§ **The problem**:
Work through the entries below and show every line in which "target" is found.

§ **Data for this task**:
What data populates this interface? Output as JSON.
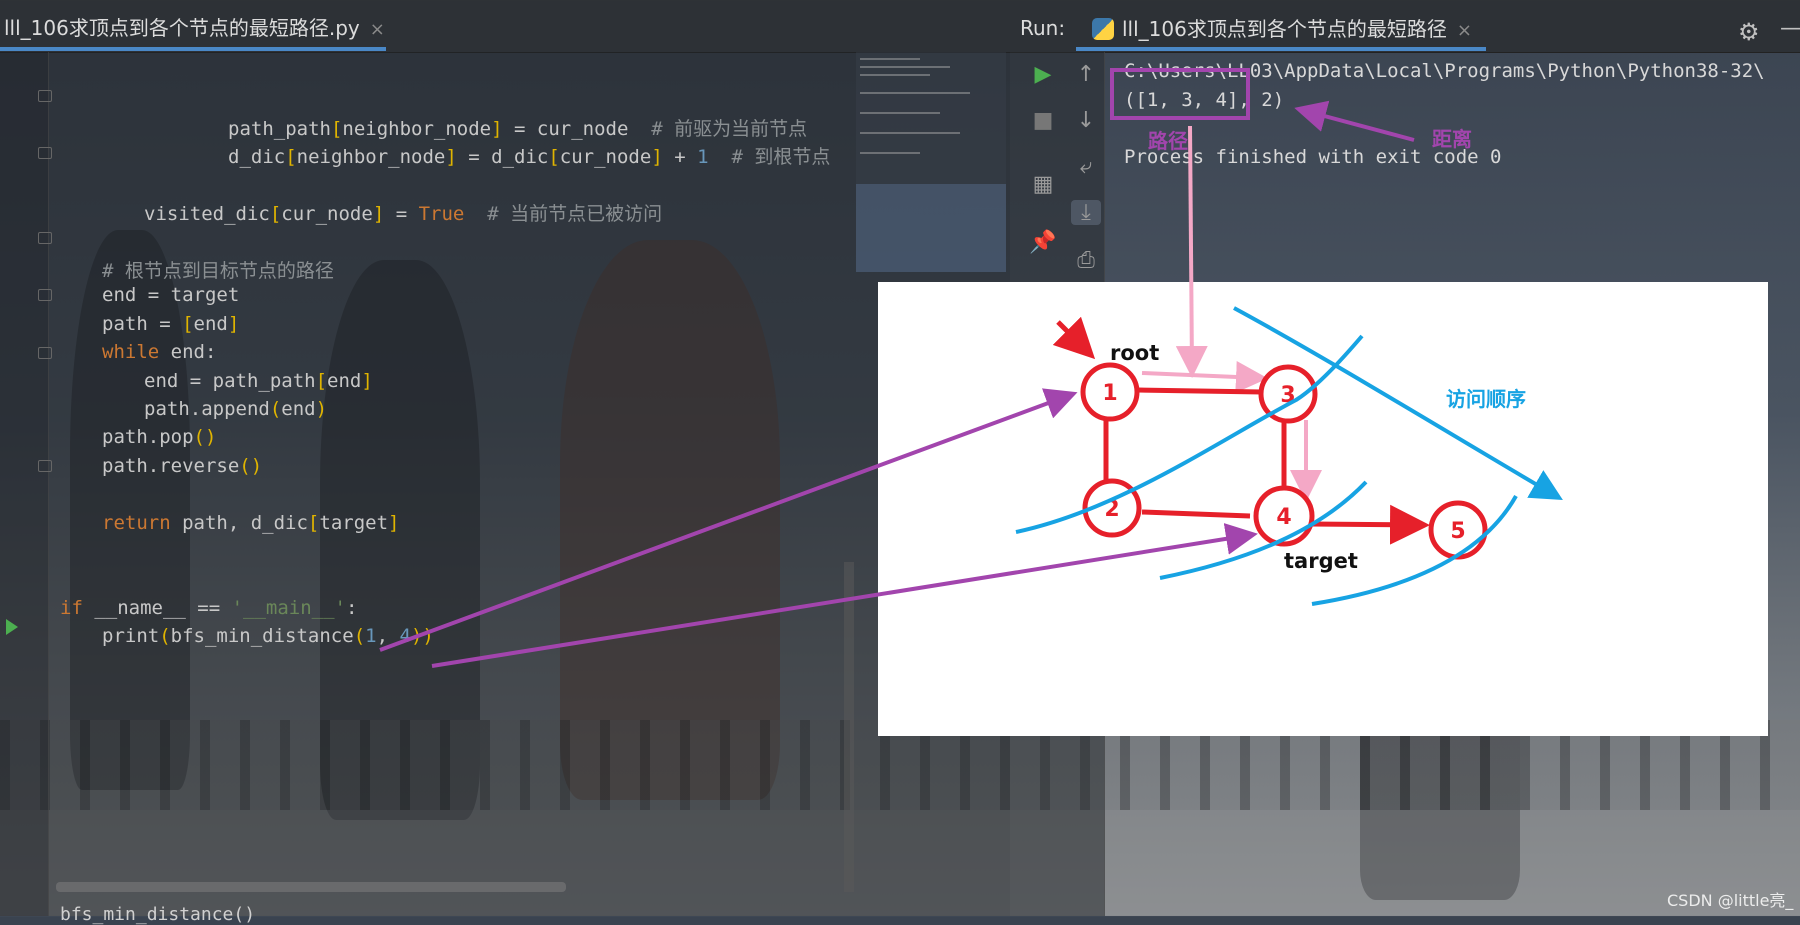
{
  "editor": {
    "tab_title": "lll_106求顶点到各个节点的最短路径.py",
    "tab_close": "×",
    "breadcrumb": "bfs_min_distance()",
    "code": [
      {
        "indent": 4,
        "text": "path_path[neighbor_node] = cur_node  ",
        "comment": "# 前驱为当前节点"
      },
      {
        "indent": 4,
        "text": "d_dic[neighbor_node] = d_dic[cur_node] + 1  ",
        "comment": "# 到根节点"
      },
      {
        "indent": 0,
        "text": "",
        "comment": ""
      },
      {
        "indent": 2,
        "text": "visited_dic[cur_node] = True  ",
        "comment": "# 当前节点已被访问"
      },
      {
        "indent": 0,
        "text": "",
        "comment": ""
      },
      {
        "indent": 1,
        "text": "",
        "comment": "# 根节点到目标节点的路径"
      },
      {
        "indent": 1,
        "text": "end = target",
        "comment": ""
      },
      {
        "indent": 1,
        "text": "path = [end]",
        "comment": ""
      },
      {
        "indent": 1,
        "text": "while end:",
        "comment": ""
      },
      {
        "indent": 2,
        "text": "end = path_path[end]",
        "comment": ""
      },
      {
        "indent": 2,
        "text": "path.append(end)",
        "comment": ""
      },
      {
        "indent": 1,
        "text": "path.pop()",
        "comment": ""
      },
      {
        "indent": 1,
        "text": "path.reverse()",
        "comment": ""
      },
      {
        "indent": 0,
        "text": "",
        "comment": ""
      },
      {
        "indent": 1,
        "text": "return path, d_dic[target]",
        "comment": ""
      },
      {
        "indent": 0,
        "text": "",
        "comment": ""
      },
      {
        "indent": 0,
        "text": "",
        "comment": ""
      },
      {
        "indent": 0,
        "text": "if __name__ == '__main__':",
        "comment": ""
      },
      {
        "indent": 1,
        "text": "print(bfs_min_distance(1, 4))",
        "comment": ""
      }
    ]
  },
  "run": {
    "label": "Run:",
    "tab_title": "lll_106求顶点到各个节点的最短路径",
    "tab_close": "×",
    "console": [
      "C:\\Users\\LL03\\AppData\\Local\\Programs\\Python\\Python38-32\\",
      "([1, 3, 4], 2)",
      "",
      "Process finished with exit code 0"
    ]
  },
  "annotations": {
    "path_label": "路径",
    "distance_label": "距离",
    "visit_order_label": "访问顺序",
    "root_label": "root",
    "target_label": "target",
    "nodes": [
      "1",
      "2",
      "3",
      "4",
      "5"
    ]
  },
  "colors": {
    "red": "#e6202a",
    "pink": "#f4a8c6",
    "purple": "#a245ad",
    "blue": "#17a3e3"
  },
  "watermark": "CSDN @little亮_"
}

§ **Exercise response**:
        "text": "end = target",
        "text": "return path, d_dic[target]",
    "target_label": "target",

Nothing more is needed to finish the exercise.